The human action and human interests, characterization, dialogue, all appear oddly attenuated when set within the frame of this overdeveloped poetic realism. Pathetic fallacy only works if there is something convincing in the inner weather to which a sympathetic correlative is found in nature. Faced with the occasionally thin credibility of the characters, the exquisite avenues of light and cloud formations and ice crystals down which Doerr leads us prove disappointingly to be cul-de-sacs when we reach the inevitable destination.
Doerr reaches heroically towards the humanization of his novel with Winkler’s return to the US and his attempts to reinscribe himself into the notion and experience of family by tracing Grace, now a young woman with a child of six, Christopher. Just as his relationship with Naaliyah, a proxy daughter, set him on the path to finding his real one, this time, too, Winkler is given hope, absolution and grace by Herman Sheeler and Christopher, in two relationships combining atonement and a rewriting of the past, a relearning of responsibility. These are definitely the most moving sections of the book, but too much brightness dazzles and distracts, and the wall of luminous prose almost ringfences the reader’s heart, something Doerr clearly wants to sway.

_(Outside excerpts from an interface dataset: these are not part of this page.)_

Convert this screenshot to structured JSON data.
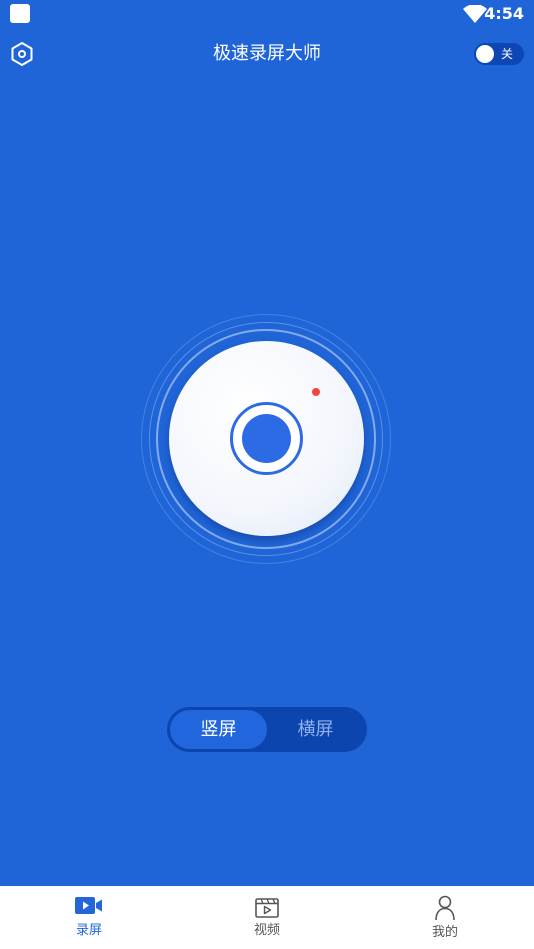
{
  "status_bar": {
    "time": "4:54",
    "icons": [
      "app-notification-icon",
      "wifi-icon"
    ]
  },
  "header": {
    "title": "极速录屏大师",
    "settings_icon": "hexagon-gear-icon",
    "toggle_label": "关",
    "toggle_state": "off"
  },
  "record": {
    "icon": "record-icon"
  },
  "orientation": {
    "portrait_label": "竖屏",
    "landscape_label": "横屏",
    "selected": "portrait"
  },
  "nav": {
    "items": [
      {
        "label": "录屏",
        "icon": "video-camera-icon",
        "active": true
      },
      {
        "label": "视频",
        "icon": "video-clapper-icon",
        "active": false
      },
      {
        "label": "我的",
        "icon": "user-icon",
        "active": false
      }
    ]
  },
  "colors": {
    "background": "#1f65d8",
    "accent": "#2366d8",
    "record_dot": "#f0463f"
  }
}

A writer as dizzyingly talented and as generous as Doerr should be confident enough to do away with some of the more blinding fireworks.